The band wanted to play an encore but as they overran by twenty minutes, they were threatened with jail. Freddie in particular had little desire to be hauled away in a white leotard, so duly compiled. The host of the event, English music presenter Bob Harris, was given the unenviable task of informing the massive crowd that the show was over despite audience cries of “We want Queen!”. 

Despite the audience knowing the show was over they still chanted “why are we waiting?”. Not long after the police turned off the main power feed to the park forcing hundreds of thousands of people to make their own way out in sheer darkness. Their reasoning was that it was the only way to “control” such a large number of people with many of whom had been rowdy throughout the day. 

A year after the show in 1977, Brian reminisced about the day in an interview with Capital Radio; "It had a great sunny day for it, and everyone had a good time. There were still altercations on the day, and there was a big thing with the powers that be because they wouldn't let us go on and do the encore, about which we were very upset, having worked up for months and prepared for all that. They got very frightened because there were 150,000 people in Hyde Park in the dark, and they thought they were going to get out of hand. But in fact, there was no possible danger happening at all. Everyone was peaceful and having a good time."

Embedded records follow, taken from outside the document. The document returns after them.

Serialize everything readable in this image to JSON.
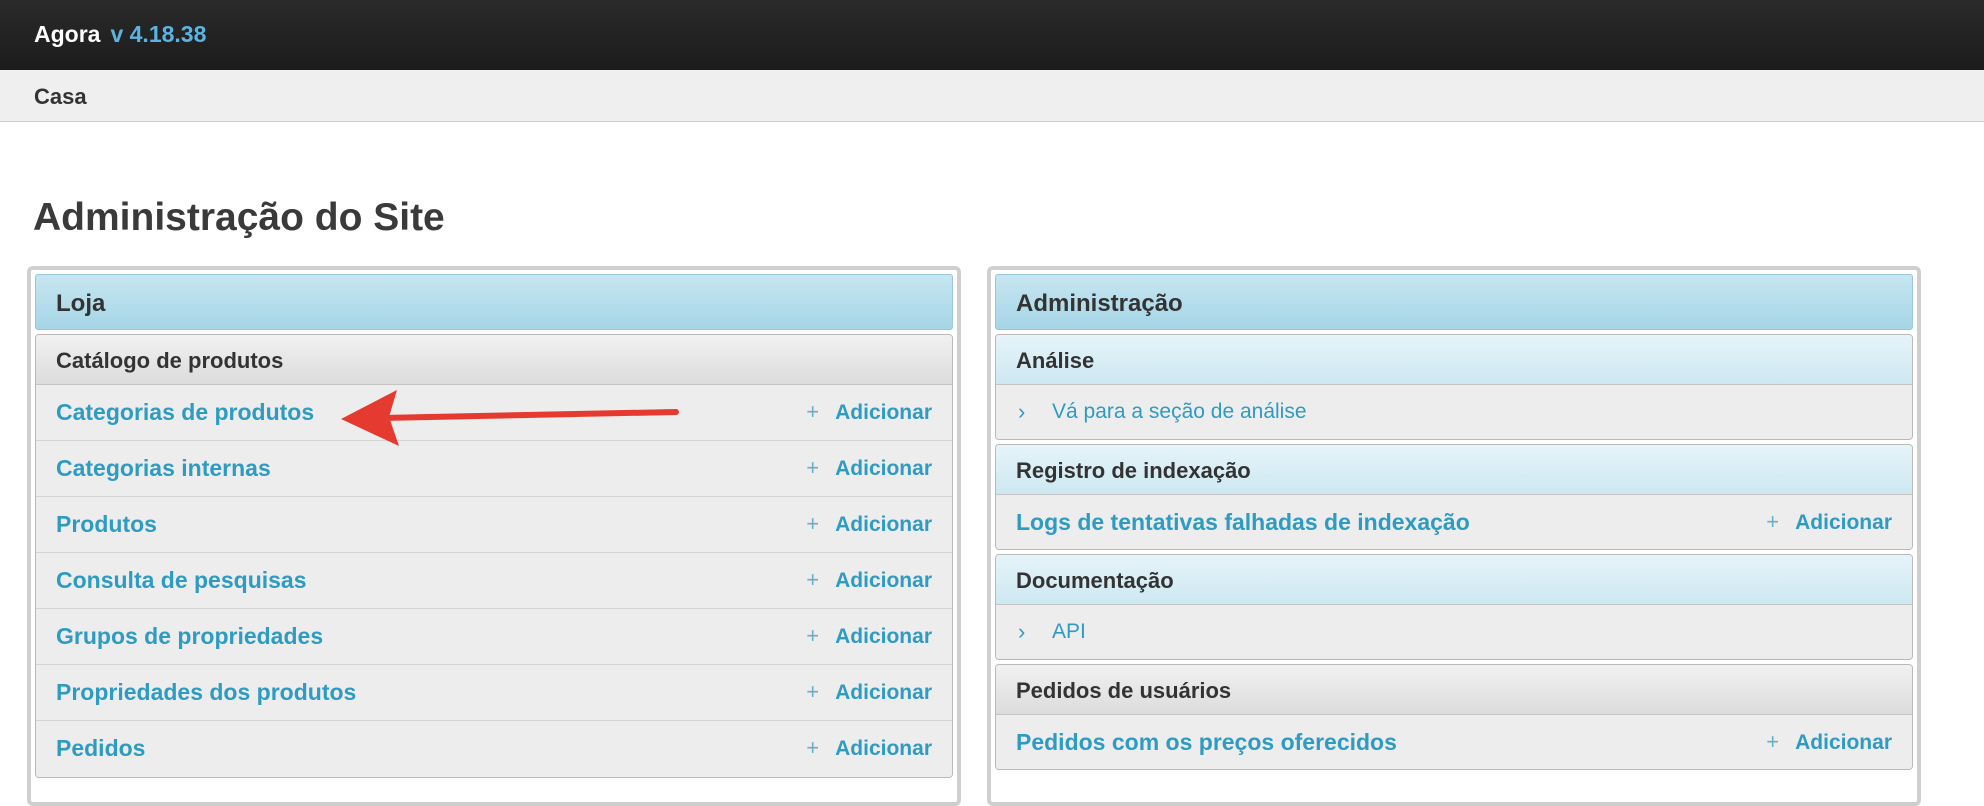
{
  "app": {
    "name": "Agora",
    "version": "v 4.18.38"
  },
  "breadcrumb": "Casa",
  "page_title": "Administração do Site",
  "left_panel": {
    "title": "Loja",
    "section": "Catálogo de produtos",
    "add_label": "Adicionar",
    "items": [
      "Categorias de produtos",
      "Categorias internas",
      "Produtos",
      "Consulta de pesquisas",
      "Grupos de propriedades",
      "Propriedades dos produtos",
      "Pedidos"
    ]
  },
  "right_panel": {
    "title": "Administração",
    "add_label": "Adicionar",
    "sections": {
      "analise": {
        "title": "Análise",
        "link": "Vá para a seção de análise"
      },
      "indexacao": {
        "title": "Registro de indexação",
        "item": "Logs de tentativas falhadas de indexação"
      },
      "documentacao": {
        "title": "Documentação",
        "link": "API"
      },
      "pedidos": {
        "title": "Pedidos de usuários",
        "item": "Pedidos com os preços oferecidos"
      }
    }
  },
  "icons": {
    "add": "plus-icon",
    "chevron": "chevron-right-icon",
    "annotation": "red-arrow"
  },
  "colors": {
    "link": "#2e9bc2",
    "topbar": "#1c1c1c",
    "version": "#5bb4e0",
    "arrow": "#e53a30"
  }
}
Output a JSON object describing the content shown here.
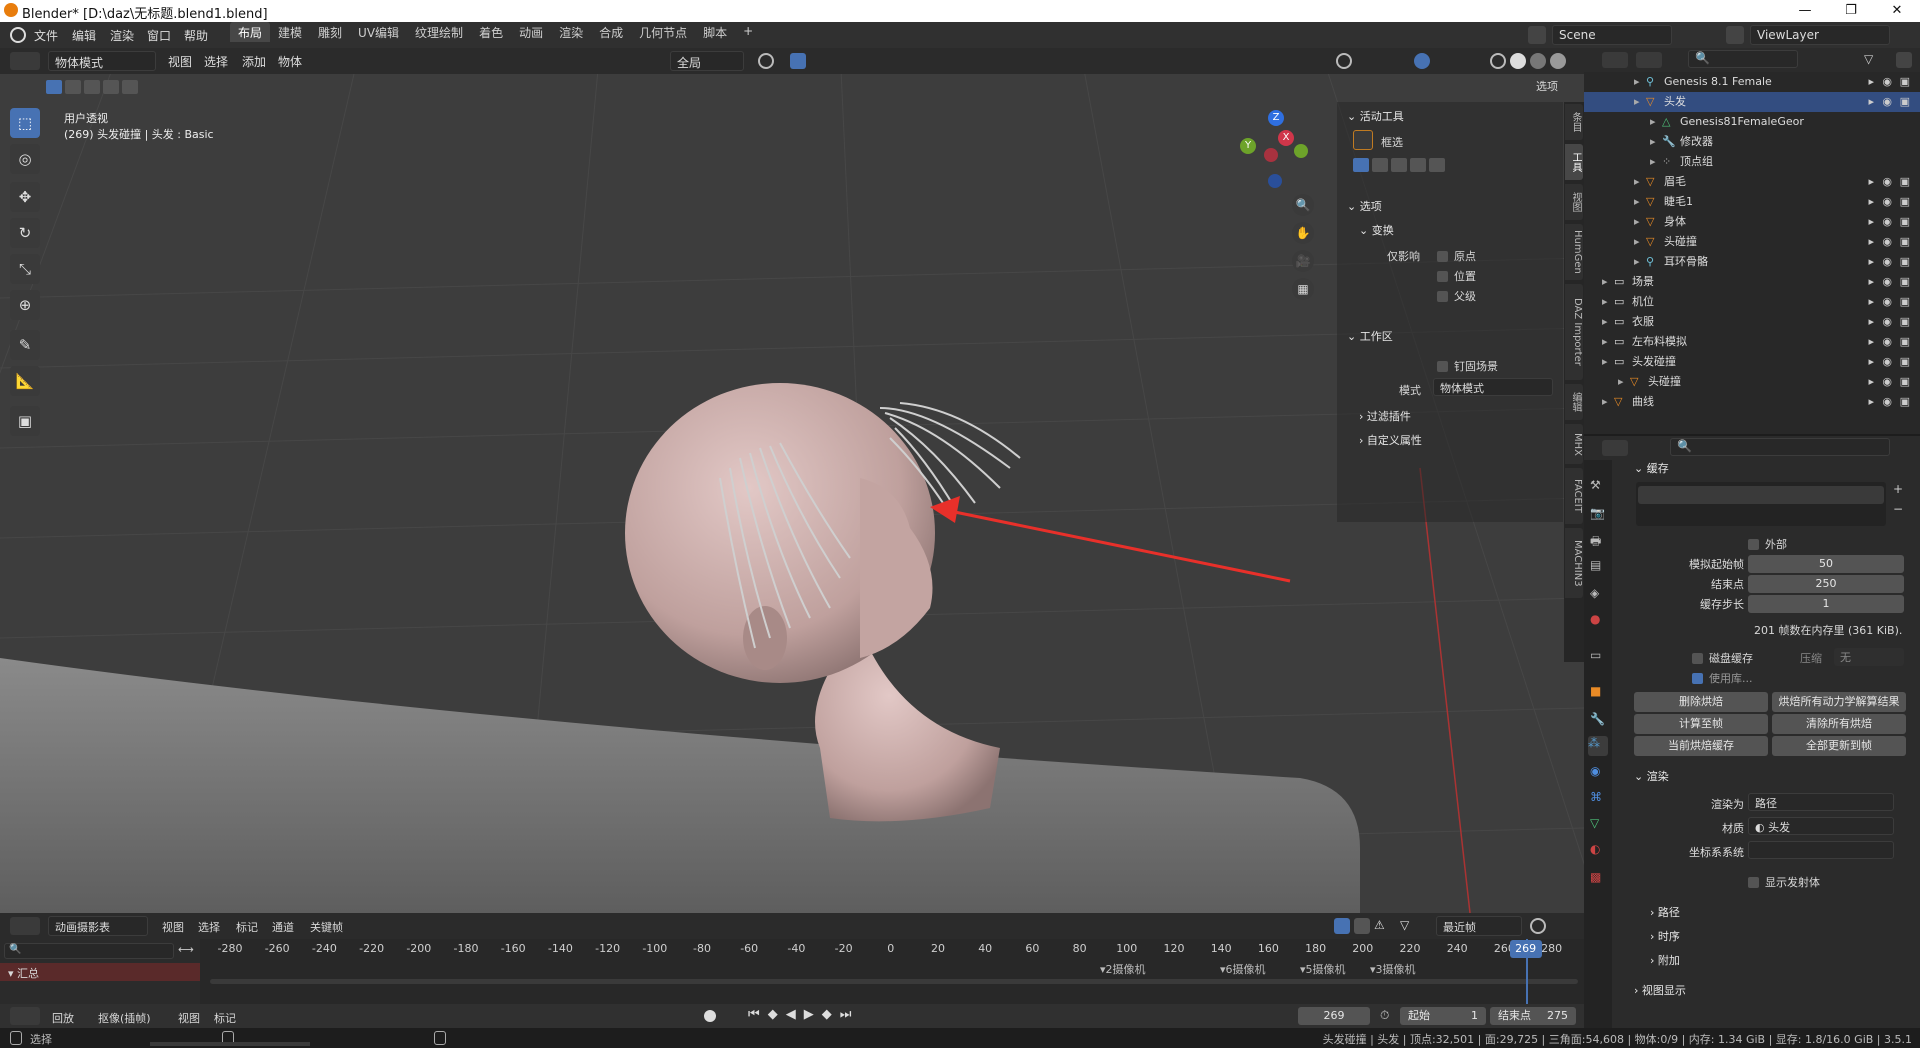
{
  "window": {
    "title": "Blender* [D:\\daz\\无标题.blend1.blend]",
    "buttons": [
      "—",
      "❐",
      "✕"
    ]
  },
  "menubar": {
    "menus": [
      "文件",
      "编辑",
      "渲染",
      "窗口",
      "帮助"
    ],
    "workspaces": [
      "布局",
      "建模",
      "雕刻",
      "UV编辑",
      "纹理绘制",
      "着色",
      "动画",
      "渲染",
      "合成",
      "几何节点",
      "脚本"
    ],
    "active_workspace": "布局",
    "add_tab": "+",
    "scene": "Scene",
    "view_layer": "ViewLayer"
  },
  "viewport_header": {
    "mode": "物体模式",
    "menus": [
      "视图",
      "选择",
      "添加",
      "物体"
    ],
    "orientation": "全局",
    "options": "选项"
  },
  "viewport": {
    "view_name": "用户透视",
    "view_info": "(269) 头发碰撞 | 头发 : Basic",
    "gizmo": {
      "z": "Z",
      "y": "Y",
      "x": "X"
    }
  },
  "npanel": {
    "active_tool_title": "活动工具",
    "tool_name": "框选",
    "options_title": "选项",
    "transform_title": "变换",
    "affect_only_label": "仅影响",
    "affect_items": [
      "原点",
      "位置",
      "父级"
    ],
    "workspace_title": "工作区",
    "pin_scene": "钉固场景",
    "mode_label": "模式",
    "mode_value": "物体模式",
    "filter_addons": "过滤插件",
    "custom_props": "自定义属性",
    "tabs": [
      "条目",
      "工具",
      "视图",
      "HumGen",
      "DAZ Importer",
      "编辑",
      "MHX",
      "FACEIT",
      "MACHIN3"
    ]
  },
  "outliner": {
    "items": [
      {
        "name": "Genesis 8.1 Female",
        "indent": 3,
        "icon": "armature-icon",
        "selected": false
      },
      {
        "name": "头发",
        "indent": 3,
        "icon": "mesh-icon",
        "selected": true
      },
      {
        "name": "Genesis81FemaleGeor",
        "indent": 4,
        "icon": "mesh-data-icon",
        "selected": false
      },
      {
        "name": "修改器",
        "indent": 4,
        "icon": "wrench-icon",
        "selected": false
      },
      {
        "name": "顶点组",
        "indent": 4,
        "icon": "vertex-group-icon",
        "selected": false
      },
      {
        "name": "眉毛",
        "indent": 3,
        "icon": "mesh-icon",
        "selected": false
      },
      {
        "name": "睫毛1",
        "indent": 3,
        "icon": "mesh-icon",
        "selected": false
      },
      {
        "name": "身体",
        "indent": 3,
        "icon": "mesh-icon",
        "selected": false
      },
      {
        "name": "头碰撞",
        "indent": 3,
        "icon": "mesh-icon",
        "selected": false
      },
      {
        "name": "耳环骨骼",
        "indent": 3,
        "icon": "armature-icon",
        "selected": false
      },
      {
        "name": "场景",
        "indent": 1,
        "icon": "collection-icon",
        "selected": false
      },
      {
        "name": "机位",
        "indent": 1,
        "icon": "collection-icon",
        "selected": false
      },
      {
        "name": "衣服",
        "indent": 1,
        "icon": "collection-icon",
        "selected": false
      },
      {
        "name": "左布料模拟",
        "indent": 1,
        "icon": "collection-icon",
        "selected": false
      },
      {
        "name": "头发碰撞",
        "indent": 1,
        "icon": "collection-icon",
        "selected": false
      },
      {
        "name": "头碰撞",
        "indent": 2,
        "icon": "mesh-icon",
        "selected": false
      },
      {
        "name": "曲线",
        "indent": 1,
        "icon": "mesh-icon",
        "selected": false
      }
    ]
  },
  "properties": {
    "cache_title": "缓存",
    "external": "外部",
    "sim_start_label": "模拟起始帧",
    "sim_start": "50",
    "end_label": "结束点",
    "end": "250",
    "step_label": "缓存步长",
    "step": "1",
    "memory_info": "201 帧数在内存里 (361 KiB).",
    "disk_cache": "磁盘缓存",
    "compress_label": "压缩",
    "compress_value": "无",
    "use_lib": "使用库...",
    "buttons": [
      "删除烘焙",
      "烘焙所有动力学解算结果",
      "计算至帧",
      "清除所有烘焙",
      "当前烘焙缓存",
      "全部更新到帧"
    ],
    "render_title": "渲染",
    "render_as_label": "渲染为",
    "render_as": "路径",
    "material_label": "材质",
    "material": "头发",
    "coord_label": "坐标系系统",
    "show_emitter": "显示发射体",
    "sub_sections": [
      "路径",
      "时序",
      "附加",
      "视图显示"
    ]
  },
  "timeline": {
    "editor": "动画摄影表",
    "menus": [
      "视图",
      "选择",
      "标记",
      "通道",
      "关键帧"
    ],
    "snap": "最近帧",
    "summary": "汇总",
    "ticks": [
      "-280",
      "-260",
      "-240",
      "-220",
      "-200",
      "-180",
      "-160",
      "-140",
      "-120",
      "-100",
      "-80",
      "-60",
      "-40",
      "-20",
      "0",
      "20",
      "40",
      "60",
      "80",
      "100",
      "120",
      "140",
      "160",
      "180",
      "200",
      "220",
      "240",
      "260",
      "280"
    ],
    "current_frame": "269",
    "markers": [
      "2摄像机",
      "6摄像机",
      "5摄像机",
      "3摄像机"
    ]
  },
  "playbar": {
    "playback": "回放",
    "keying": "抠像(插帧)",
    "menus": [
      "视图",
      "标记"
    ],
    "frame": "269",
    "start_label": "起始",
    "start": "1",
    "end_label": "结束点",
    "end": "275"
  },
  "statusbar": {
    "left": "选择",
    "right": "头发碰撞 | 头发 | 顶点:32,501 | 面:29,725 | 三角面:54,608 | 物体:0/9 | 内存: 1.34 GiB | 显存: 1.8/16.0 GiB | 3.5.1"
  },
  "colors": {
    "accent": "#4772b3",
    "arrow": "#e8302a",
    "skin": "#c9a9a6",
    "hair": "#b9b9b9"
  }
}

The whole show was filmed, and Roger stated in the Official Queen Fan Club Magazine in the Autumn edition of 1976 that “there should be a film of the Hyde Park show on TV soon”. However, just one song out of the entire eighty minutes show (“Sweet Lady”) was aired on the BBC’s The Old Grey Whistle Test. The song aired alongside an interview with Brian speaking to Bob Harris. Fortunately, over the years, the full pro-shot video has been leaked to fans and collectors albeit in a bad quality. The head of the Official Queen Fan Club Magazine, Jacky Smith said in 2001 that “the quality is very very bad, and they cannot 'rescue' it as it was filmed on 16mm and not stored properly.” It doesn’t help the fact that the footage was shot on video but stored on 16mm film. Despite this, several songs and excerpt of others have been shown on TV and in documentaries over the years in extremely good quality. But the chances of this concert getting fully released is deemed doubtful because it’s likely that a lot of this footage hasn’t survived. 

Even 43 years later, the band still think highly of their show at Hyde Park and is amongst some of the band’s most memorable shows ever played. This show is one of their highest attendances and it was by far the biggest the band played in the entire decade.